Since the latest outbreak of Ebola, these burial customs have been ordered halted when it comes to victims of the deadly virus because of the dangers they pose. The Ebola virus is spread through the body fluids of an infected person and can endure in corpses, posing a danger to those who handle them.
Guidelines issued by the Centers for Disease Control and Prevention in the United States call for the bodies of Ebola victims to be handled only by those trained in handling infected human remains who are wearing the proper protective equipment. Bodies should be wrapped in plastic shrouds, then cremated or promptly buried in hermetically sealed caskets, the CDC says. The first person diagnosed with Ebola in the United States — a visitor from Liberia, Thomas Eric Duncan — died in Dallas this month, and his body was cremated.
In Liberia, the cremation edict in the capital and the order that Ebola victims elsewhere be buried in body bags in unmarked grave without relatives present has been met with resistance. Many find it hard to accept that they will never see the graves of those lost to the disease.
"We know cremation is not our culture in our country," Nyenswah said. "But now we have disease, so we have to change the way we used to do business."
At least 4,665 people have been infected with Ebola in Liberia and 2,705 have died, according to the World Health Organization, which says there probably are more cases and deaths.
Nyenswah said many people are remaining home to die instead of reporting for treatment.
"We understand that there are secret burials taking place in the communities," he said. "Let's stop that and report sick people and get them treated."
Amid the new regulations, mortuaries and casket makers have lost business.
"For the last two months it has been difficult to sell even one casket a day," said Titus Mulbah, a proprietor at the Talented Brothers Casket Center in Monrovia. "And this is all because all bodies now are considered Ebola bodies, as if other diseases are not killing people here."
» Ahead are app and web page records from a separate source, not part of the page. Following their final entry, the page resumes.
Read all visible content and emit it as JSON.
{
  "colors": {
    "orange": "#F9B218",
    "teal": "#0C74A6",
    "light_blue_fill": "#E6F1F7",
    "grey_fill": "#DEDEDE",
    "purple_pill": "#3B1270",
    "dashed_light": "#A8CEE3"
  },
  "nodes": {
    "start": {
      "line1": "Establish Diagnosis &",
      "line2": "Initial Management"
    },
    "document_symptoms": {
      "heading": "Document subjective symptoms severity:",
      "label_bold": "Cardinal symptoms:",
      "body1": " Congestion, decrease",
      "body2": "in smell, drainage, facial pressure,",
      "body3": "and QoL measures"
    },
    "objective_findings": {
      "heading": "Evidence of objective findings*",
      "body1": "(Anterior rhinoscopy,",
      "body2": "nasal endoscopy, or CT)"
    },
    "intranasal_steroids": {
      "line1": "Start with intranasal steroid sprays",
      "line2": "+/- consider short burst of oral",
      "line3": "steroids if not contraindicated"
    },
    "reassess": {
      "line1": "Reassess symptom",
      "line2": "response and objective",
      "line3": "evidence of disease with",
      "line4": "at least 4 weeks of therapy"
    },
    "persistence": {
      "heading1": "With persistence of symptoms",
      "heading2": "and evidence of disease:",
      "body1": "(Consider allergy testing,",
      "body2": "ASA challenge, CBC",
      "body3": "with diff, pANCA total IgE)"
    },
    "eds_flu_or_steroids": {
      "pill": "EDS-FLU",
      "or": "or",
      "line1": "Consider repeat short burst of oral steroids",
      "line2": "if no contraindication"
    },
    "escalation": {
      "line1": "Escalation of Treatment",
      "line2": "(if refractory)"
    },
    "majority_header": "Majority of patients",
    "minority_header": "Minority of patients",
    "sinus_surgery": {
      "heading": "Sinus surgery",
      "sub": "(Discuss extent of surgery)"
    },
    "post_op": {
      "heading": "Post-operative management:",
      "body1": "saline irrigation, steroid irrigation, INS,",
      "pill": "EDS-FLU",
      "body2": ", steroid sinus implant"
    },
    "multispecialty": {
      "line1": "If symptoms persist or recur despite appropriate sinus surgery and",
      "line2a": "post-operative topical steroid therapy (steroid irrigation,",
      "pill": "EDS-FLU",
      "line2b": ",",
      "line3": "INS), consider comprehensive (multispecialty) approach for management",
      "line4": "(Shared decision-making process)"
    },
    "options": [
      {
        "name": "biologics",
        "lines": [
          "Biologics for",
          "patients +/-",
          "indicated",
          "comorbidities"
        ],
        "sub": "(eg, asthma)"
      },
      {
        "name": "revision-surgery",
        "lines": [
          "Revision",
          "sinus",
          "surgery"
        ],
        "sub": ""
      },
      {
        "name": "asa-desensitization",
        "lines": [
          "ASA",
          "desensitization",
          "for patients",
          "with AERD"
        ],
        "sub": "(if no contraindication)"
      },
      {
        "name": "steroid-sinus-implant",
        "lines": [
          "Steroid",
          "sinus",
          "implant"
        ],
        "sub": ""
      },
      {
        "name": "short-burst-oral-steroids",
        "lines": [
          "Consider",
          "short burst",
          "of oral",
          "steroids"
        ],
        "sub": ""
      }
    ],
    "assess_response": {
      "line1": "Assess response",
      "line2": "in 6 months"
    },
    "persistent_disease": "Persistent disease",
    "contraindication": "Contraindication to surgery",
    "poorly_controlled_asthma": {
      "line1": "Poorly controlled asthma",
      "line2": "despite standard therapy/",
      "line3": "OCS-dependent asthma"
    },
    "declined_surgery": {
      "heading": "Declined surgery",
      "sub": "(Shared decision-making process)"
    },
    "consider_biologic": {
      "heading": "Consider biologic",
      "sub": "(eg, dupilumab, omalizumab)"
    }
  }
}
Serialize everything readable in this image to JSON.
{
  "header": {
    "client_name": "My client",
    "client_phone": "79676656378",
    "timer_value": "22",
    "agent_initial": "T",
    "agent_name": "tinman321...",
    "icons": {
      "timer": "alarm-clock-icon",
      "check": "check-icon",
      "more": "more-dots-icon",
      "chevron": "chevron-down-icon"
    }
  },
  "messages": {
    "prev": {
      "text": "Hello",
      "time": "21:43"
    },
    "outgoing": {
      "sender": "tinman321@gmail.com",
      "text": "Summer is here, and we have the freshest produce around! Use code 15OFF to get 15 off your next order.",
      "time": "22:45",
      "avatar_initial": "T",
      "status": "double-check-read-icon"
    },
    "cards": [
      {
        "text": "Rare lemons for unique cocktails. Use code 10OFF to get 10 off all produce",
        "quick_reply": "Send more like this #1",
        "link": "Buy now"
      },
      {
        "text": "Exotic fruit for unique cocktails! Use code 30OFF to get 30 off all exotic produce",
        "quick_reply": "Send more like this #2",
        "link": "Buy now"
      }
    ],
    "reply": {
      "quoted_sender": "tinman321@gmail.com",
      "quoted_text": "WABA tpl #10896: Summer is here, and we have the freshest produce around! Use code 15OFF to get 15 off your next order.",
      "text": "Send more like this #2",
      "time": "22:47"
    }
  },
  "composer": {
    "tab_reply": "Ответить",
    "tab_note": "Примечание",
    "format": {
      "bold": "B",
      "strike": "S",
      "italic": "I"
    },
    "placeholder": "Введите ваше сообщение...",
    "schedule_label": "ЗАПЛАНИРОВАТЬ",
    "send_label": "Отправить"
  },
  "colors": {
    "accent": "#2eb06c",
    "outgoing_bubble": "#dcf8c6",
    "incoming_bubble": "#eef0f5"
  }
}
There have been complaints that people who died of ailments other than Ebola have been cremated or buried anonymously. Television journalist Eddie Harmon said the body of his sister-in-law was hastily added to the bodies of Ebola victims and cremated, even though the family believes she died of hypertension.
"It is still paining us today because it was unjust and unfair," he said.
In neighboring Sierra Leone, families often picnic in cemeteries and clean graves on New Year's Day.
Sierra Leone has suffered 1,259 Ebola deaths by the latest WHO count. Unlike Liberia, the government has not ordered cremations, and Ebola treatment units in Sierra Leone have often been full.
Still, there is the possibility that loved ones might be buried in unmarked graves and some families observe traditional practices in which mourners wash and lay hands on the body.
Anthony Banbury, head of the U.N. Mission on Ebola Emergency Response, said people must change.
"The world has never seen a serious, grave and complex crisis of this nature where people are dying every day with unsafe burial practices," he said in Freetown, the Sierra Leone capital.
A commentary on a website, Sierra Leone News Hunters, suggested that a memorial site be built to honor the dead who do not receive traditional burial rites, and to provide some comfort to their families.
"The erection of a monument bearing the names of all Ebola victims would not take away the sad memories but it would at least pacify the broken heart somewhat," it said.